§ **Work to be completed**: Copy the records below exactly, omitting any pictures they contain.

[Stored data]
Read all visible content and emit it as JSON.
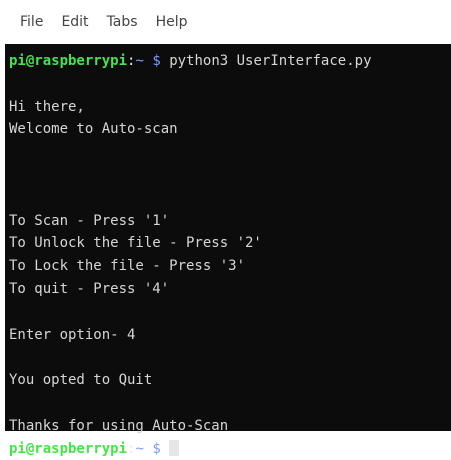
{
  "menu": {
    "file": "File",
    "edit": "Edit",
    "tabs": "Tabs",
    "help": "Help"
  },
  "prompt": {
    "user_host": "pi@raspberrypi",
    "colon": ":",
    "path": "~",
    "dollar": "$"
  },
  "command": "python3 UserInterface.py",
  "output": {
    "greeting": "Hi there,",
    "welcome": "Welcome to Auto-scan",
    "option_1": "To Scan - Press '1'",
    "option_2": "To Unlock the file - Press '2'",
    "option_3": "To Lock the file - Press '3'",
    "option_4": "To quit - Press '4'",
    "enter_option": "Enter option- 4",
    "opted": "You opted to Quit",
    "thanks": "Thanks for using Auto-Scan"
  },
  "colors": {
    "terminal_bg": "#0c0c0c",
    "text": "#d6d6d6",
    "prompt_user": "#43e54a",
    "prompt_path": "#7a9cff"
  }
}
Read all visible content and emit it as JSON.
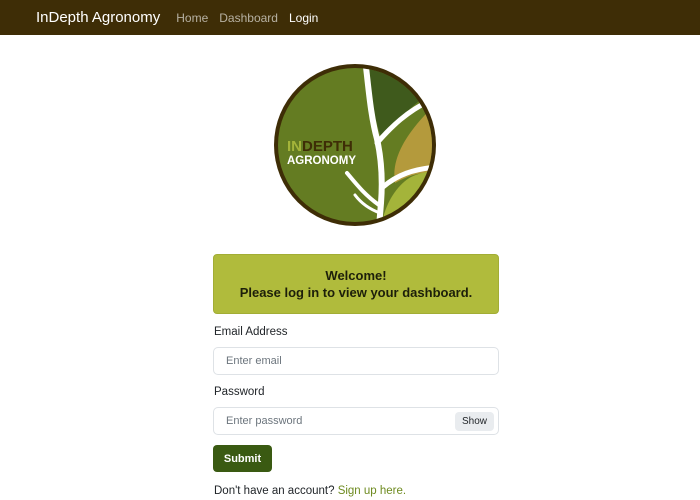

§ **Answer section**:
Read all visible content and emit it as JSON.
{
  "menu": {
    "file": "File",
    "edit": "Edit",
    "tabs": "Tabs",
    "help": "Help"
  },
  "prompt": {
    "user_host": "pi@raspberrypi",
    "colon": ":",
    "path": "~",
    "dollar": "$"
  },
  "command": "python3 UserInterface.py",
  "output": {
    "greeting": "Hi there,",
    "welcome": "Welcome to Auto-scan",
    "option_1": "To Scan - Press '1'",
    "option_2": "To Unlock the file - Press '2'",
    "option_3": "To Lock the file - Press '3'",
    "option_4": "To quit - Press '4'",
    "enter_option": "Enter option- 4",
    "opted": "You opted to Quit",
    "thanks": "Thanks for using Auto-Scan"
  },
  "colors": {
    "terminal_bg": "#0c0c0c",
    "text": "#d6d6d6",
    "prompt_user": "#43e54a",
    "prompt_path": "#7a9cff"
  }
}
Read all visible content and emit it as JSON.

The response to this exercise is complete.